JORINDE VOIGT: SUPERDESTINATION Galerie Christian Lethert, Cologne 03.09. – 23.10.2010
The Christian Lethert Gallery is pleased to be announcing recent works by artist Jorinde Voigt called Superdestinations (3 September 2010 – 23 October 2010), subsequent to the artist’s previous shows at the Gallery with the titles Matrix & Lemniskate (2008) and Conglomerate (2007).
Jorinde Voigt (born in 1977 in Frankfurt am Main) has been developing conceptual drawings on paper since 2002, referring to them as notations and scores, and which form the core of her multi-faceted oeuvre consisting of photo works, performances, objects and (sound) installations. In her, for the most part, oversized notations, Voigt constructs an ordering system, as complex as it is individual, in order to survey invisible processes in our present day. Whereas in her early drawings Voigt was searching for a way of writing that reacted as dynamically and lively as reality itself, the most recent drawings represent a reduced writing system of drawing-like codes.

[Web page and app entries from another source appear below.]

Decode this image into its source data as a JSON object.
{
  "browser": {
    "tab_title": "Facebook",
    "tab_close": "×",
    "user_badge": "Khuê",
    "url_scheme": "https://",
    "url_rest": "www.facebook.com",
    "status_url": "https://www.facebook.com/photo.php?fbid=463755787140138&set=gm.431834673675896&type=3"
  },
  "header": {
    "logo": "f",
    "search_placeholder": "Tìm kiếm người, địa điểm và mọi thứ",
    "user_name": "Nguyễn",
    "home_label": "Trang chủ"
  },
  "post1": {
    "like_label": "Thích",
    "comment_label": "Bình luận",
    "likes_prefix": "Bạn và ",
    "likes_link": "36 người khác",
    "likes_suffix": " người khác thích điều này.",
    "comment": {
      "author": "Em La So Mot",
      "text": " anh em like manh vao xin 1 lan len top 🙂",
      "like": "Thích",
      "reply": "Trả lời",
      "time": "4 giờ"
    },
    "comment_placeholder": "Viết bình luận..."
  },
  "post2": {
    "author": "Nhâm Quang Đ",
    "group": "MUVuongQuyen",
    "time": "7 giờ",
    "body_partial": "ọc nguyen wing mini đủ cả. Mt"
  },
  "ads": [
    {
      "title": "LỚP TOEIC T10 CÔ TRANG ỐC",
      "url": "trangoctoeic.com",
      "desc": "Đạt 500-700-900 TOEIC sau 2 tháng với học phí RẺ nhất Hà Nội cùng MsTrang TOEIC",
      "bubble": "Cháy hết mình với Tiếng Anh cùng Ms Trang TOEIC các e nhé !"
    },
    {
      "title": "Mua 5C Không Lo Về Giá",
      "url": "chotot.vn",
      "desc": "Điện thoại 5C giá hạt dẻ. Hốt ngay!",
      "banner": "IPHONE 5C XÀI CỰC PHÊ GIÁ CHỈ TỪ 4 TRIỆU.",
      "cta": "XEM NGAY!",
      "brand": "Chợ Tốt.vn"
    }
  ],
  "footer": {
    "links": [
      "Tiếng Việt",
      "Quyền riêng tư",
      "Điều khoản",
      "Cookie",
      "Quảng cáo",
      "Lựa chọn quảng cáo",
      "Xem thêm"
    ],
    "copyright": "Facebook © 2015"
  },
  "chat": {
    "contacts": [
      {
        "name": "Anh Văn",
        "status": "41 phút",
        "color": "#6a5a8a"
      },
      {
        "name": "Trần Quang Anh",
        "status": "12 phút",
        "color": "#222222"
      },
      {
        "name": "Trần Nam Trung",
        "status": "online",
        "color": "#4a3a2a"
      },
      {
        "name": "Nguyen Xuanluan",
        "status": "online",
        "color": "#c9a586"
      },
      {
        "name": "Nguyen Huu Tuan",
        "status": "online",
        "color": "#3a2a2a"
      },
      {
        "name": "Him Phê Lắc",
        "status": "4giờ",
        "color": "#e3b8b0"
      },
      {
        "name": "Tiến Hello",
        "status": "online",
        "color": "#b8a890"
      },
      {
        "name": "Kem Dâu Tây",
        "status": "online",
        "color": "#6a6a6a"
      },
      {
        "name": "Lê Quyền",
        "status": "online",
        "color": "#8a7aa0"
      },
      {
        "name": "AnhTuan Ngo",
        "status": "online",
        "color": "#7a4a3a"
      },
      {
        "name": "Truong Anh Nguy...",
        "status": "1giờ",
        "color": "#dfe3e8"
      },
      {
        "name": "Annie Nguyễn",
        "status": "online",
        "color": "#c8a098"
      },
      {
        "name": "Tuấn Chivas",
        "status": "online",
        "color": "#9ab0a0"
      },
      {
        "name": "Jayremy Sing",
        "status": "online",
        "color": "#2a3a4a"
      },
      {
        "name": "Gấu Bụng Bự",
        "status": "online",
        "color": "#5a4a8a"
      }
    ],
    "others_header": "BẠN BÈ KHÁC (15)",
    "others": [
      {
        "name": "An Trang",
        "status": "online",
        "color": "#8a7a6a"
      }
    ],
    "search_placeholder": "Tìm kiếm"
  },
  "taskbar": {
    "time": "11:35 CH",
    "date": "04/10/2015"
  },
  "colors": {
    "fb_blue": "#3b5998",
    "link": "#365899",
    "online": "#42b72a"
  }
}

The pages display abstract lines that have been spontaneously drawn in colored pencil and scattered across the surface of the paper. The strokes form circles, rectangles, triangles, squares, straight, curvy, and zigzag lines.
Only the titles of the works give us any indication of the origin of the notations. This is a concrete fixing of positions using the parameters of form and color, which Voigt synchronizes in Superdestinations: The object viewed is reduced to its simplest basic visual form by the artist at the moment of perception and then noted with the corresponding color. Just as a key on a keyboard produces a specific tone, a colored pencil corresponds to the color scale 1-120 regarding the colorfulness of the respective object. In addition to the location, time also functions as a variable of the image production. Each stroke has been provided with a number that documents the succession of the objects perceived.
It is possible to draw a parallel from Superdestinations to Voigt’s first sketch-like notations. In 2003, the artist traveled to Indonesia, where the three-part series Indonesia was carried out. Voigt used graph paper for the notation of her precise linear arrangement. Sitting in street cafés, she noted in the form of frequencies the sounds of motorbikes passing, the rising wind, Indonesian pop music and passers-by in conversation. Whereas Voigt exclusively dealt with acoustics in Indonesia, in Superdestinations her concern is exclusively for taking an optical inventory of the environment. A further key to the artist’s studies in perception is the Installation Botanic Code, in which Voigt examined her own perception of colors during walks in botanic gardens. According to an algorithm, the most strongly perceived colors, recorded in an order of one to five, are translated into proportional color fields and transferred to aluminum rods. The result is a code, which breaks down the information with respect to color, proportion, performance, time, season and norm.
Botanic Code, as well as Superdestination, translates the human brain’s linear structure of perception into a parallel arrangement. An unusual side-by-side of individual moments comes about, fanning out before our eyes in a simultaneousness of the present. The overlappings and intersections (accumulation) produce a rhythm (interference) that extends throughout Voigt’s drawings. By repeating and varying the same unchanging procedure of notation, the inherent rhythm is pushed on.
In the element “Horizon” the theme of the elementary horizontal line upfolds to the color spectrum of possible horizon colors. The side-by-side of the possible lines results in an idiosyncratic complex of colors, which defines the possible scope of colors. This element bands together in the new works with themes of: melody, caesura, rotation, territory, continental border, center, water, oil, gas, electricity, direction, construction, deconstruction, temporal countdown and count-up loops, position, and double identical position.
Superdestinations is characterized by ambivalences: linearity and nonlinearity, specificity and non-specificity, writing and image. Even though the notations primarily concentrate on self-perception, nevertheless the location is an essential picture subject. As a rule, a location displays specific features of identity, whereas in Voigt’s drawings it is simplified to a homogenous system of lines. The result of this unconventional manner of writing is something unknown. Reminded of children’s, blind or scribbled drawings, we see something not yet defined: It is a stage before the categorization of image and writing. Intuitively, beyond emotion and intellect, the colored abbreviations reveal primal archaic forms of human communication, such as those examined in anthropological and neurological studies.